The minor charge had been changed to a civil judgment years ago and Knutson still owed $325 in restitution, Jones said.
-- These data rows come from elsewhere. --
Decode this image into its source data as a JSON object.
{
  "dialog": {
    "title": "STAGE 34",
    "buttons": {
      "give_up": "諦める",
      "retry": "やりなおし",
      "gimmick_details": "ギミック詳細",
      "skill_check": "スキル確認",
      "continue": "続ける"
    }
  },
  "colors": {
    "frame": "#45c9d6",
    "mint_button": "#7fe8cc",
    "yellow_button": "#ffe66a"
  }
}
But there was nothing to hold him on over it, Jones said.
Clapp asked no one in particular: “How did a ’92 case even get on our system?”
No one had a particularly good answer.
Since then, the state’s court records have shed all paper files and gone all-electronic.
However it happened, the old warrant still floating around on Knutson from the 1992 deal got him arrested May 24 in the middle of spring planting on the Hillsboro farm.
His best guess, Jones said, was that “it was one of those files that got washed out in the flood,” when the court house took on water after the historic 1997 flood.
Clapp arranged to have a colleague, Judge Lawrence Jahnke, quickly review the old non-file and returned a few minutes later to the bench to tell Knutson: “You are done.”
But Knutson still wasn’t free to shed his orange suit: He’s had a few other similar bad check and forgery convictions in North Dakota and Minnesota, including a felony, and officials in his home Beltrami County want him for what they say was inadequate service of a sentence imposed there last year on a misdemeanor theft conviction.
He eagerly waived his right Monday to an extradition hearing and Clapp signed off so Minnesota officials could pick him up at the Grand Forks County jail, where he’s spent the past week.
Knutson said he plans to quickly pay the 21-year-old bill for $325.